* Assignment
Please copy every record below exactly and leave out the pictures.
# # #
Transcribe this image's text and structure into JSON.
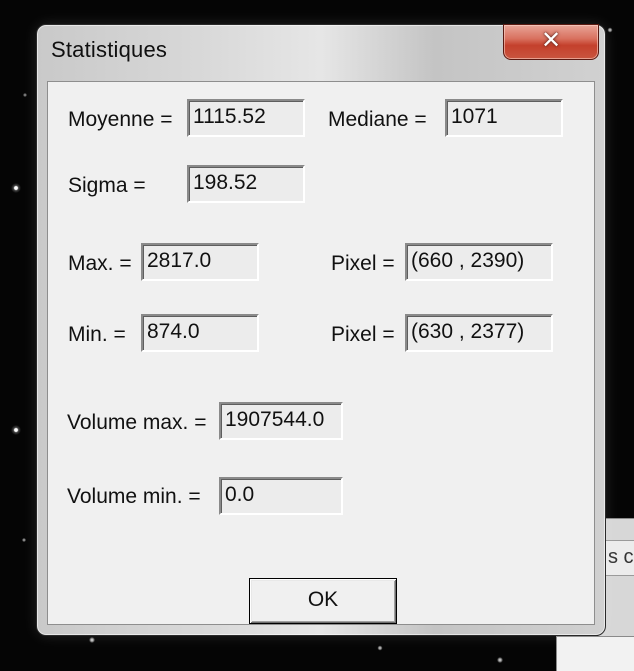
{
  "window": {
    "title": "Statistiques",
    "close_icon": "close-icon"
  },
  "stats": {
    "moyenne_label": "Moyenne =",
    "moyenne_value": "1115.52",
    "mediane_label": "Mediane =",
    "mediane_value": "1071",
    "sigma_label": "Sigma =",
    "sigma_value": "198.52",
    "max_label": "Max. =",
    "max_value": "2817.0",
    "max_pixel_label": "Pixel =",
    "max_pixel_value": "(660 , 2390)",
    "min_label": "Min. =",
    "min_value": "874.0",
    "min_pixel_label": "Pixel =",
    "min_pixel_value": "(630 , 2377)",
    "volume_max_label": "Volume max. =",
    "volume_max_value": "1907544.0",
    "volume_min_label": "Volume min. =",
    "volume_min_value": "0.0"
  },
  "buttons": {
    "ok_label": "OK",
    "close_glyph": "✕"
  },
  "background": {
    "window_tab_text": "s c"
  }
}
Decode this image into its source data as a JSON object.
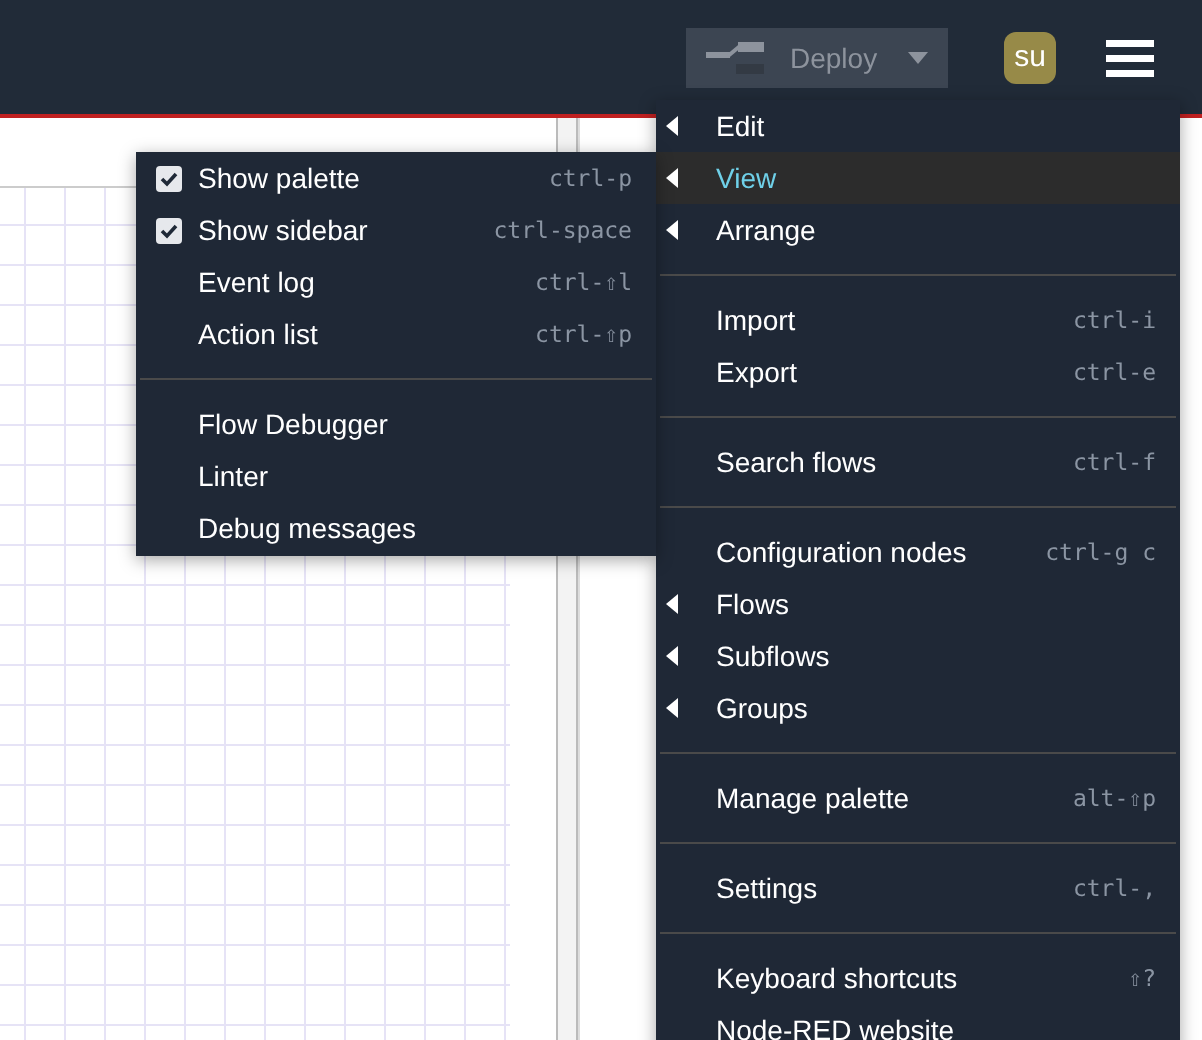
{
  "header": {
    "deploy": {
      "label": "Deploy",
      "disabled": true
    },
    "user": {
      "initials": "su"
    }
  },
  "main_menu": {
    "items": [
      {
        "kind": "item",
        "label": "Edit",
        "submenu": true,
        "selected": false
      },
      {
        "kind": "item",
        "label": "View",
        "submenu": true,
        "selected": true
      },
      {
        "kind": "item",
        "label": "Arrange",
        "submenu": true,
        "selected": false
      },
      {
        "kind": "divider"
      },
      {
        "kind": "item",
        "label": "Import",
        "shortcut": "ctrl-i",
        "submenu": false,
        "selected": false
      },
      {
        "kind": "item",
        "label": "Export",
        "shortcut": "ctrl-e",
        "submenu": false,
        "selected": false
      },
      {
        "kind": "divider"
      },
      {
        "kind": "item",
        "label": "Search flows",
        "shortcut": "ctrl-f",
        "submenu": false,
        "selected": false
      },
      {
        "kind": "divider"
      },
      {
        "kind": "item",
        "label": "Configuration nodes",
        "shortcut": "ctrl-g c",
        "submenu": false,
        "selected": false
      },
      {
        "kind": "item",
        "label": "Flows",
        "submenu": true,
        "selected": false
      },
      {
        "kind": "item",
        "label": "Subflows",
        "submenu": true,
        "selected": false
      },
      {
        "kind": "item",
        "label": "Groups",
        "submenu": true,
        "selected": false
      },
      {
        "kind": "divider"
      },
      {
        "kind": "item",
        "label": "Manage palette",
        "shortcut": "alt-⇧p",
        "submenu": false,
        "selected": false
      },
      {
        "kind": "divider"
      },
      {
        "kind": "item",
        "label": "Settings",
        "shortcut": "ctrl-,",
        "submenu": false,
        "selected": false
      },
      {
        "kind": "divider"
      },
      {
        "kind": "item",
        "label": "Keyboard shortcuts",
        "shortcut": "⇧?",
        "submenu": false,
        "selected": false
      },
      {
        "kind": "item",
        "label": "Node-RED website",
        "submenu": false,
        "selected": false
      }
    ]
  },
  "view_submenu": {
    "items": [
      {
        "kind": "toggle",
        "label": "Show palette",
        "shortcut": "ctrl-p",
        "checked": true
      },
      {
        "kind": "toggle",
        "label": "Show sidebar",
        "shortcut": "ctrl-space",
        "checked": true
      },
      {
        "kind": "action",
        "label": "Event log",
        "shortcut": "ctrl-⇧l"
      },
      {
        "kind": "action",
        "label": "Action list",
        "shortcut": "ctrl-⇧p"
      },
      {
        "kind": "divider"
      },
      {
        "kind": "action",
        "label": "Flow Debugger"
      },
      {
        "kind": "action",
        "label": "Linter"
      },
      {
        "kind": "action",
        "label": "Debug messages"
      }
    ]
  }
}
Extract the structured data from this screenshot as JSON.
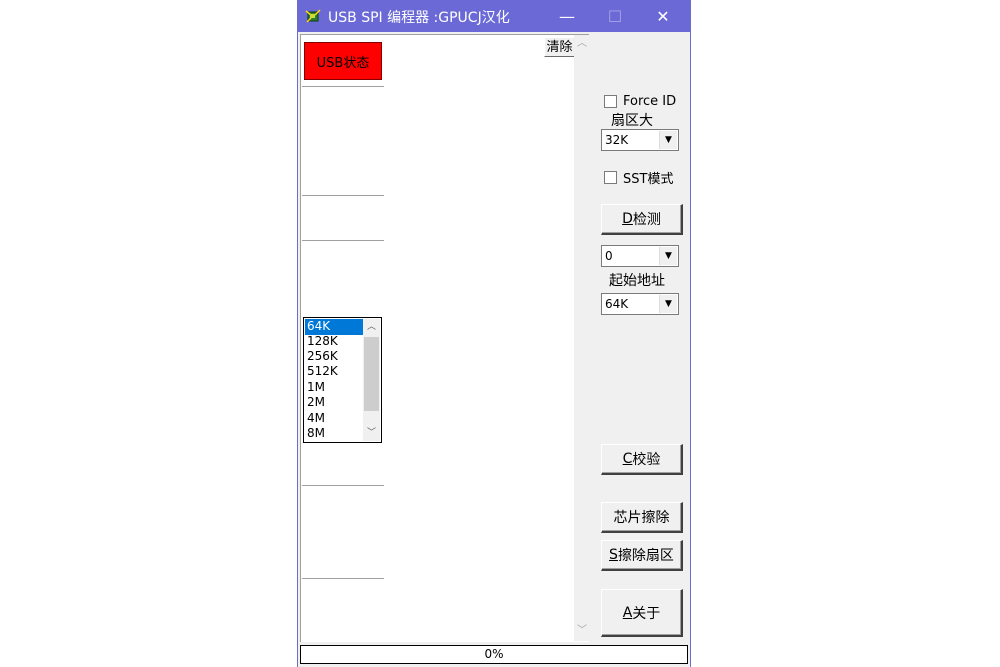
{
  "window": {
    "title": "USB SPI 编程器 :GPUCJ汉化"
  },
  "titlebar": {
    "min": "—",
    "max": "☐",
    "close": "✕"
  },
  "log": {
    "clear_label": "清除"
  },
  "panel": {
    "usb_status": "USB状态",
    "force_id": "Force ID",
    "sector_size_label": "扇区大",
    "sector_size_value": "32K",
    "sst_mode": "SST模式",
    "detect_hotkey": "D",
    "detect_label": "检测",
    "start_addr_value": "0",
    "start_addr_label": "起始地址",
    "size_value": "64K",
    "size_options": [
      "64K",
      "128K",
      "256K",
      "512K",
      "1M",
      "2M",
      "4M",
      "8M"
    ],
    "verify_hotkey": "C",
    "verify_label": "校验",
    "chip_erase_label": "芯片擦除",
    "sector_erase_hotkey": "S",
    "sector_erase_label": "擦除扇区",
    "about_hotkey": "A",
    "about_label": "关于"
  },
  "progress": {
    "text": "0%"
  }
}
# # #
* Written response
Transcribe this image's text and structure into JSON.
{
  "window": {
    "title": "Statistiques",
    "close_icon": "close-icon"
  },
  "stats": {
    "moyenne_label": "Moyenne =",
    "moyenne_value": "1115.52",
    "mediane_label": "Mediane =",
    "mediane_value": "1071",
    "sigma_label": "Sigma =",
    "sigma_value": "198.52",
    "max_label": "Max. =",
    "max_value": "2817.0",
    "max_pixel_label": "Pixel =",
    "max_pixel_value": "(660 , 2390)",
    "min_label": "Min. =",
    "min_value": "874.0",
    "min_pixel_label": "Pixel =",
    "min_pixel_value": "(630 , 2377)",
    "volume_max_label": "Volume max. =",
    "volume_max_value": "1907544.0",
    "volume_min_label": "Volume min. =",
    "volume_min_value": "0.0"
  },
  "buttons": {
    "ok_label": "OK",
    "close_glyph": "✕"
  },
  "background": {
    "window_tab_text": "s c"
  }
}
Decode this image into its source data as a JSON object.
{
  "header": {
    "deploy": {
      "label": "Deploy",
      "disabled": true
    },
    "user": {
      "initials": "su"
    }
  },
  "main_menu": {
    "items": [
      {
        "kind": "item",
        "label": "Edit",
        "submenu": true,
        "selected": false
      },
      {
        "kind": "item",
        "label": "View",
        "submenu": true,
        "selected": true
      },
      {
        "kind": "item",
        "label": "Arrange",
        "submenu": true,
        "selected": false
      },
      {
        "kind": "divider"
      },
      {
        "kind": "item",
        "label": "Import",
        "shortcut": "ctrl-i",
        "submenu": false,
        "selected": false
      },
      {
        "kind": "item",
        "label": "Export",
        "shortcut": "ctrl-e",
        "submenu": false,
        "selected": false
      },
      {
        "kind": "divider"
      },
      {
        "kind": "item",
        "label": "Search flows",
        "shortcut": "ctrl-f",
        "submenu": false,
        "selected": false
      },
      {
        "kind": "divider"
      },
      {
        "kind": "item",
        "label": "Configuration nodes",
        "shortcut": "ctrl-g c",
        "submenu": false,
        "selected": false
      },
      {
        "kind": "item",
        "label": "Flows",
        "submenu": true,
        "selected": false
      },
      {
        "kind": "item",
        "label": "Subflows",
        "submenu": true,
        "selected": false
      },
      {
        "kind": "item",
        "label": "Groups",
        "submenu": true,
        "selected": false
      },
      {
        "kind": "divider"
      },
      {
        "kind": "item",
        "label": "Manage palette",
        "shortcut": "alt-⇧p",
        "submenu": false,
        "selected": false
      },
      {
        "kind": "divider"
      },
      {
        "kind": "item",
        "label": "Settings",
        "shortcut": "ctrl-,",
        "submenu": false,
        "selected": false
      },
      {
        "kind": "divider"
      },
      {
        "kind": "item",
        "label": "Keyboard shortcuts",
        "shortcut": "⇧?",
        "submenu": false,
        "selected": false
      },
      {
        "kind": "item",
        "label": "Node-RED website",
        "submenu": false,
        "selected": false
      }
    ]
  },
  "view_submenu": {
    "items": [
      {
        "kind": "toggle",
        "label": "Show palette",
        "shortcut": "ctrl-p",
        "checked": true
      },
      {
        "kind": "toggle",
        "label": "Show sidebar",
        "shortcut": "ctrl-space",
        "checked": true
      },
      {
        "kind": "action",
        "label": "Event log",
        "shortcut": "ctrl-⇧l"
      },
      {
        "kind": "action",
        "label": "Action list",
        "shortcut": "ctrl-⇧p"
      },
      {
        "kind": "divider"
      },
      {
        "kind": "action",
        "label": "Flow Debugger"
      },
      {
        "kind": "action",
        "label": "Linter"
      },
      {
        "kind": "action",
        "label": "Debug messages"
      }
    ]
  }
}
Extract the structured data from this screenshot as JSON.
{
  "window": {
    "title": "USB SPI 编程器 :GPUCJ汉化"
  },
  "titlebar": {
    "min": "—",
    "max": "☐",
    "close": "✕"
  },
  "log": {
    "clear_label": "清除"
  },
  "panel": {
    "usb_status": "USB状态",
    "force_id": "Force ID",
    "sector_size_label": "扇区大",
    "sector_size_value": "32K",
    "sst_mode": "SST模式",
    "detect_hotkey": "D",
    "detect_label": "检测",
    "start_addr_value": "0",
    "start_addr_label": "起始地址",
    "size_value": "64K",
    "size_options": [
      "64K",
      "128K",
      "256K",
      "512K",
      "1M",
      "2M",
      "4M",
      "8M"
    ],
    "verify_hotkey": "C",
    "verify_label": "校验",
    "chip_erase_label": "芯片擦除",
    "sector_erase_hotkey": "S",
    "sector_erase_label": "擦除扇区",
    "about_hotkey": "A",
    "about_label": "关于"
  },
  "progress": {
    "text": "0%"
  }
}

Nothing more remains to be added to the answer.